A somewhat metaphorical title, as this movie is about neither science, nor sleep.
Mind you, it is about the way in which lead character Stéphane sleeps. In fact, he seems to be something of an expert in sleeping, spending not just all night at it, but often much of the day too. Sometimes he even drifts off into daydreams about sleep…
And this guy doesn't just dream, he sleepwalks, sleeptalks, and even sleepwrites.
Understandably he gets a bit confused about which events are real, as did I, which I was supposed to, I imagine.
While I tend to find dream-sequences quite fun, I'm afraid that this film never really engaged me. Partly this was because the lead character was not someone with whom I could really identify.
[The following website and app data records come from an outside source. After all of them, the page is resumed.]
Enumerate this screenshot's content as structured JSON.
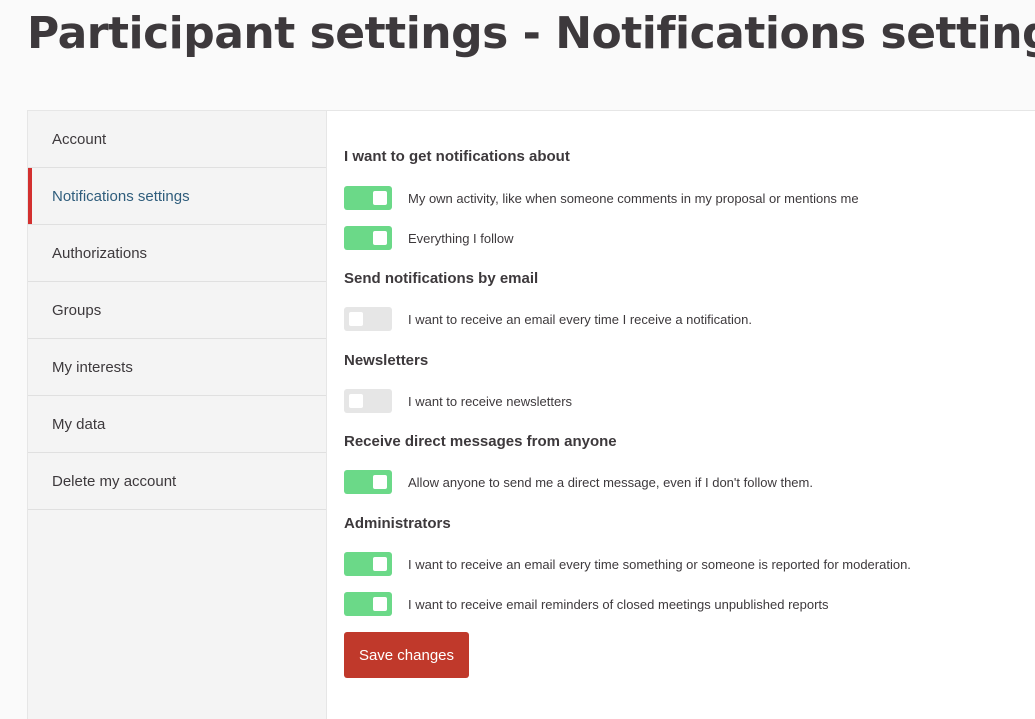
{
  "page": {
    "title": "Participant settings - Notifications settings"
  },
  "sidebar": {
    "items": [
      {
        "label": "Account",
        "active": false
      },
      {
        "label": "Notifications settings",
        "active": true
      },
      {
        "label": "Authorizations",
        "active": false
      },
      {
        "label": "Groups",
        "active": false
      },
      {
        "label": "My interests",
        "active": false
      },
      {
        "label": "My data",
        "active": false
      },
      {
        "label": "Delete my account",
        "active": false
      }
    ]
  },
  "form": {
    "sections": [
      {
        "title": "I want to get notifications about",
        "toggles": [
          {
            "label": "My own activity, like when someone comments in my proposal or mentions me",
            "checked": true
          },
          {
            "label": "Everything I follow",
            "checked": true
          }
        ]
      },
      {
        "title": "Send notifications by email",
        "toggles": [
          {
            "label": "I want to receive an email every time I receive a notification.",
            "checked": false
          }
        ]
      },
      {
        "title": "Newsletters",
        "toggles": [
          {
            "label": "I want to receive newsletters",
            "checked": false
          }
        ]
      },
      {
        "title": "Receive direct messages from anyone",
        "toggles": [
          {
            "label": "Allow anyone to send me a direct message, even if I don't follow them.",
            "checked": true
          }
        ]
      },
      {
        "title": "Administrators",
        "toggles": [
          {
            "label": "I want to receive an email every time something or someone is reported for moderation.",
            "checked": true
          },
          {
            "label": "I want to receive email reminders of closed meetings unpublished reports",
            "checked": true
          }
        ]
      }
    ],
    "save_label": "Save changes"
  },
  "colors": {
    "toggle_on": "#6bd988",
    "toggle_off": "#e6e6e6",
    "accent": "#d3302f",
    "button": "#c0392b"
  }
}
Mainly though I think it was because the dreams that Stéphane has are nothing like my own.
His are drenched in retro visual effects, predominantly take place in the same rooms, and tend to feature the same half a dozen people. In short, just like dreams in the movies.
I might be wrong, but I don't think that impression was the intention.
A number of these scenes take place in his own imagined TV studio. Here too though, such a creative character for some reason imagines everything built out of cardboard. Eg. Why didn't he imagine a real camera?
It may sound like I was bored by this film - I wasn't. I watched it, followed it, and am glad to have seen it. It's also pleasingly uncompromising in its use of more than one language. I like that - this movie doesn't dumb itself down.
Michel Gondry strikes me as a director with good ideas, which he never quite pursues enough. Eternal Sunshine Of The Spotless Mind and Be Kind Rewind both fell short for me because neither one explored their imaginative concept's real-world potential and limitations. Similarly The Science Of Sleep never gets beyond beginning to examine dreams, which as I say aren't much like real ones.
Nice movie, but I think Stéphane has a lot more ideas in him than this.